Last fall, Karrie Webb entered the Hall of Fame with some impressive credentials.
At just 31 years old, however, Webb isn’t done adding to her resume.
A final-round 68 July 29 added victory No. 3 this year to Webb’s accomplishments and kept 16-year-old Michelle Wie from winning her first professional event.
Webb shot four rounds in the 60s to finish at 16-under 272, one shot better than Wie and Laura Davies.
“I am really thrilled actually. It was sort of an up-and-down day,” said
Webb, who moved past Lorena Ochoa into the No. 1 spot on the LPGA money list with $1,647,433. “I played very solidly. I did not play the front nine as well as I did the first few days. I played the back nine really solidly.”
Webb, who led by one shot entering the final round, was two behind Wie after 11 holes Saturday.
“I kind of told myself to get in there and start trusting myself a little bit more and just start believing in myself,” said Webb, who won for the 19th time in 30 attempts when leading going into the final round. “I played extremely well the last couple of holes. I thought I was going to have to get to 17 under, but 16 ended up being good enough.”
Besides battling Wie, Webb had to contend with veteran Davies, who was looking for her first victory since 2001. Davies just missed a 12-foot eagle putt to tie Webb at the last hole.
“I thought Laura played extremely well,” Webb said. “That is the best I have seen her play in a long time now and it is good to see her in contention and playing well.”
Wie, who will play the Weetabix Women’s British Open this week, tied for second for the second year in a row. Wie was an amateur when she tied for second here last year.
“When I look back at it, I could not have played harder today,” said Wie, who said she woke up with a stiff neck. “I played every shot as best as I could.
I feel like I played a great round today and shot 4 under. I’m getting very close. Today was the closest I’ve ever been. It’s not as easy as it would seem. I’m very proud that I’ve been playing this consistently. It’s an achievement on its own.”
Wie’s bucks: Michelle Wie has finished in the top 5 in every LPGA event she has played in 2006.
Wie was third at the Fields Open ($73,227), T-3 at the Kraft Nabisco ($108,222), T-5 at the McDonald’s LPGA Championship ($57,464),
T-3 at the U.S. Women’s Open ($156,038), lost in the quarterfinals at the Match Play (T-5, $50,000) and T-2 at Evian ($255,333).
She has earned $700,284 in six events and would be 14th on the money list if she were an LPGA member.
Strong finish for Davies:
Laura Davies, who has 20 career LPGA victories, has played 106 LPGA events since her last triumph.
“Under the pressure of this tournament, it’s been a good week, a great week,” said Davies, who tied for second. “Wonderful. I couldn’t be more pleased apart from the fact that the putt on the last missed. But I’ve got a feeling that if I’d have holed it Webby would have holed it too. It’s one of those things.”
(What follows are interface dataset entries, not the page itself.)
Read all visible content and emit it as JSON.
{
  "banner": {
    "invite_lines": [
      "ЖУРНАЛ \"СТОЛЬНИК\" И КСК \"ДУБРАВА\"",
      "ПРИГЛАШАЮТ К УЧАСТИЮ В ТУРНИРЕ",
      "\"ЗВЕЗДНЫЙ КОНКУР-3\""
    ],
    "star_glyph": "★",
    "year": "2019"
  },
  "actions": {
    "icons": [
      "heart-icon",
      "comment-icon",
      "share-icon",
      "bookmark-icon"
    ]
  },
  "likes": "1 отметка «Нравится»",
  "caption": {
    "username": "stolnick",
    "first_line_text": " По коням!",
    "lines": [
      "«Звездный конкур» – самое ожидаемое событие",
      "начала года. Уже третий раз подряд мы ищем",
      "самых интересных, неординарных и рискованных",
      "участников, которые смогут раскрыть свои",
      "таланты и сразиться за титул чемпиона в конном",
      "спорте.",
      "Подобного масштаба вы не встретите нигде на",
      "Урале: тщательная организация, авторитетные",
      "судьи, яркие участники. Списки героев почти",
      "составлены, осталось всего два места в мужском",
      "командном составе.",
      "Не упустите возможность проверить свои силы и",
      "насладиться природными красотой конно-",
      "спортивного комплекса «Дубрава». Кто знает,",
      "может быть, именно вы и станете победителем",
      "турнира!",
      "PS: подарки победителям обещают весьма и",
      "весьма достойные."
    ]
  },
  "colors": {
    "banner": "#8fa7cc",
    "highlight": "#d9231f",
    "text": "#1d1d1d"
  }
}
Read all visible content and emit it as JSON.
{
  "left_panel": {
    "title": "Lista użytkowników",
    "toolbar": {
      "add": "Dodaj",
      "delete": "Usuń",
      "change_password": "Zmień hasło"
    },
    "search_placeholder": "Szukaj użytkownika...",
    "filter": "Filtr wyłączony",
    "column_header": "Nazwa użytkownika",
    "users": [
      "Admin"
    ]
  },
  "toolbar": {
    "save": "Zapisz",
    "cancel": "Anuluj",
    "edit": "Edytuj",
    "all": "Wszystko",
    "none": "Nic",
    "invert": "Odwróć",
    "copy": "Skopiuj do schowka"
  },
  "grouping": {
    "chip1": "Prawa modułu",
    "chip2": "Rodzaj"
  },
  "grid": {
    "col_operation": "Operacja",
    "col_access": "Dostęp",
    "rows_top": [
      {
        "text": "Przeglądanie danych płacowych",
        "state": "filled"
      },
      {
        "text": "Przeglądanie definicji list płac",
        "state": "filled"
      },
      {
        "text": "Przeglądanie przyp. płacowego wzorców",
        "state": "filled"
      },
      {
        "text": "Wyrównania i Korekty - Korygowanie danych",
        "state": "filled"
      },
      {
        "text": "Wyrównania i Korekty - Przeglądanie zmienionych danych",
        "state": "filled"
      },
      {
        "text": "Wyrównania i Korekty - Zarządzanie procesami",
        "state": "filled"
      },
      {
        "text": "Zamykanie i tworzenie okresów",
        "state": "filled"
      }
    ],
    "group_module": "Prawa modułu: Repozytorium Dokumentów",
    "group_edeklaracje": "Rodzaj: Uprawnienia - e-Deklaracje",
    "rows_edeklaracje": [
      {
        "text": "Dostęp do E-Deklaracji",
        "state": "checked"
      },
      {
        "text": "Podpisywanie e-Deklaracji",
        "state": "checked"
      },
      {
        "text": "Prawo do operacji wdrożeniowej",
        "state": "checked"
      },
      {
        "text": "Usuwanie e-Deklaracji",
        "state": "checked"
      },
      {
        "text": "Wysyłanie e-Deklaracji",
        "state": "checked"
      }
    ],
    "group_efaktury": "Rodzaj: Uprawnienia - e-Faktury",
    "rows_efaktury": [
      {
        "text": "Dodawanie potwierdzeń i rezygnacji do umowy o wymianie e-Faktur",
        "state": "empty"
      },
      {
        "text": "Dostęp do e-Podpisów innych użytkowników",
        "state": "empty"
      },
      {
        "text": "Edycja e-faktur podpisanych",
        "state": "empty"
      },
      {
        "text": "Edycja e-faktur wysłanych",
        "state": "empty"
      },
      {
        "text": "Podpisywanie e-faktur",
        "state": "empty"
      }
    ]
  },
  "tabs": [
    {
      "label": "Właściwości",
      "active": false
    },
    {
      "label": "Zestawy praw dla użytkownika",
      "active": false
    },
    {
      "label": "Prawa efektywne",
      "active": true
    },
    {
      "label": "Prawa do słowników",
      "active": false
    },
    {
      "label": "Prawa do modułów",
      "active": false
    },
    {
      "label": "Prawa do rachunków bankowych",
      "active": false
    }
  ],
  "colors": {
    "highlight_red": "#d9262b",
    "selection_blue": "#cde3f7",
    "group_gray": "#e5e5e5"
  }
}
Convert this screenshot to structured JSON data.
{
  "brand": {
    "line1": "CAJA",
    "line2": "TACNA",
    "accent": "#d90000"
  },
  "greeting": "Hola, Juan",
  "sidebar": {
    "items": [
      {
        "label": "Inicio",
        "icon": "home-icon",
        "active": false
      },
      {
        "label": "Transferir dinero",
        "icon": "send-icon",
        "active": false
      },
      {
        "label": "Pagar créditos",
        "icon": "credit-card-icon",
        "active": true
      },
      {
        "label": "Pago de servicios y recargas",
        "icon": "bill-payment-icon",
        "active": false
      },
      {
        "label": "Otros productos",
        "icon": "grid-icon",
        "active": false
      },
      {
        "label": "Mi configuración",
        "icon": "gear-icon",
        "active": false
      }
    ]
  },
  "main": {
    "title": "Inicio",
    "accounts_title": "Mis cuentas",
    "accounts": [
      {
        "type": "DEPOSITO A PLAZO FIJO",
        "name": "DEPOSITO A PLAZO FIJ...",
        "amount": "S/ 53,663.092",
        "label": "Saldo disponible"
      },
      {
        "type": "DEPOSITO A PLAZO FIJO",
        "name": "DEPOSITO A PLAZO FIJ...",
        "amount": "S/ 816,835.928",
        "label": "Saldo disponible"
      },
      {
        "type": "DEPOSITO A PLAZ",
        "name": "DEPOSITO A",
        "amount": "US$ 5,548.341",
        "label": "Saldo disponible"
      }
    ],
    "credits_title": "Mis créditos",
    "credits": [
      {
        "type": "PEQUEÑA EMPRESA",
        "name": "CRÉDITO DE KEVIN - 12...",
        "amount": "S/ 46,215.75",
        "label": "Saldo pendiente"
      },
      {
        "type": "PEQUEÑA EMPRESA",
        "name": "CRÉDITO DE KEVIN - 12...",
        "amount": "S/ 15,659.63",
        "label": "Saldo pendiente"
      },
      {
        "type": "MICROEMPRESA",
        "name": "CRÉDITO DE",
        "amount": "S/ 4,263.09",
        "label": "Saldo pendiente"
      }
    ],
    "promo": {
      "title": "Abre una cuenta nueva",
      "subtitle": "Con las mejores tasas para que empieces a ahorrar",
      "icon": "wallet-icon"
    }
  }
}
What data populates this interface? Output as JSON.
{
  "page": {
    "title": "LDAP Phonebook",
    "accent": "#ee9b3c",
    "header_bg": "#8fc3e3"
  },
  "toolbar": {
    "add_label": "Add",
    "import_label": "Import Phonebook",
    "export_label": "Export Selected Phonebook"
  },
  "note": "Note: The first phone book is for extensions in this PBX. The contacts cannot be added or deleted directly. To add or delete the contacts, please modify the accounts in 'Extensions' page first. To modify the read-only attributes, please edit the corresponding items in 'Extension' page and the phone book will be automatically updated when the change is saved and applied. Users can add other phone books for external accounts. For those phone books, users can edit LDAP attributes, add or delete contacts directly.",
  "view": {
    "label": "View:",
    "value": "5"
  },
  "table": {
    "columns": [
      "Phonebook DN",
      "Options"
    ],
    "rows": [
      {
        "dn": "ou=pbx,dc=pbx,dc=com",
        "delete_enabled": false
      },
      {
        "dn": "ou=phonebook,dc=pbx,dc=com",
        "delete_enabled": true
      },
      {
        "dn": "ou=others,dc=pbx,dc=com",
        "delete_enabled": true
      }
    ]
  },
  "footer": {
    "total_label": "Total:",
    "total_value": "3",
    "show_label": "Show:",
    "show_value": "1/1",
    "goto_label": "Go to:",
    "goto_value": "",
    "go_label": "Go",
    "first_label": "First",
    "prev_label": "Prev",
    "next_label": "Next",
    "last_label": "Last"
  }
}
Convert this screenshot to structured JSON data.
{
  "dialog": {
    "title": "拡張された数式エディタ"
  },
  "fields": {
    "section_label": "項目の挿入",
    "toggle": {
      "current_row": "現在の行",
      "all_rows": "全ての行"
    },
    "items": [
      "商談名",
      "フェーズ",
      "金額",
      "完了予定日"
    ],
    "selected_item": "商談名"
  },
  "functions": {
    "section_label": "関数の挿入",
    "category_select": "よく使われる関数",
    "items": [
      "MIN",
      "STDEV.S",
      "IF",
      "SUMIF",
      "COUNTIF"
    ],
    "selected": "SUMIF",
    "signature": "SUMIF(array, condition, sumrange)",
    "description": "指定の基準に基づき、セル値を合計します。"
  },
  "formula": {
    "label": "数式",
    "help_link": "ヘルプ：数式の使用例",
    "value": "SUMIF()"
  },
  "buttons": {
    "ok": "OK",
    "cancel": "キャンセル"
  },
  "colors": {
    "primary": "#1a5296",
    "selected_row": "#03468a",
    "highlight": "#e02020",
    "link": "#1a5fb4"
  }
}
Davies last won at the 2001 Wegmans Rochester International.
Short shots: Davies, Nicole Perrot and Lorena Ochoa were among players who competed in a soccer match prior to the start of the tournament. Ochoa scored three goals. . . . In four trips to the Evian Masters, Ochoa has finished fifth or better. Ochoa had an albatross in the final round, holing a hybrid club from 191 yards on the par-5 ninth hole. . . . Two-time Evian Masters winner Annika Sorenstam (2000 and 2002) tied for eighth. . . . Defending champion Paula Creamer shot 65 in the final round to finish seventh. . . .
First-round co-leader Shani Waugh birdied her first three holes and five of her first seven for a 6-under 66. Waugh, who
has nonexempt status on the LPGA, was playing in the event because of her victory at the 2005 Thailand Ladies Open, an event on the Ladies European Tour. “To be honest I can’t visualize myself winning it,” said Waugh after the first day. “It would be too early to think about that anyway, but I’m just going to give it my best shot.” Waugh shot 73-77-75 the last three rounds to tie for 41st. . . . Heather Young aced the 113-yard 17th hole in Round 1 and won a Renault Modus car.
Meg Mallon birdied five holes in a row (Nos. 3-7) in Round 2.
– Staff and wire reports
On the tee
Next up: CN Canadian Women’s Open, Aug. 10-13, London Hunt and Country Club, London, Ontario. 2005 champion: Meena Lee.
The buzz: The tour continues its international route with trip north of the U.S. border following France (Evian) and England (British Open).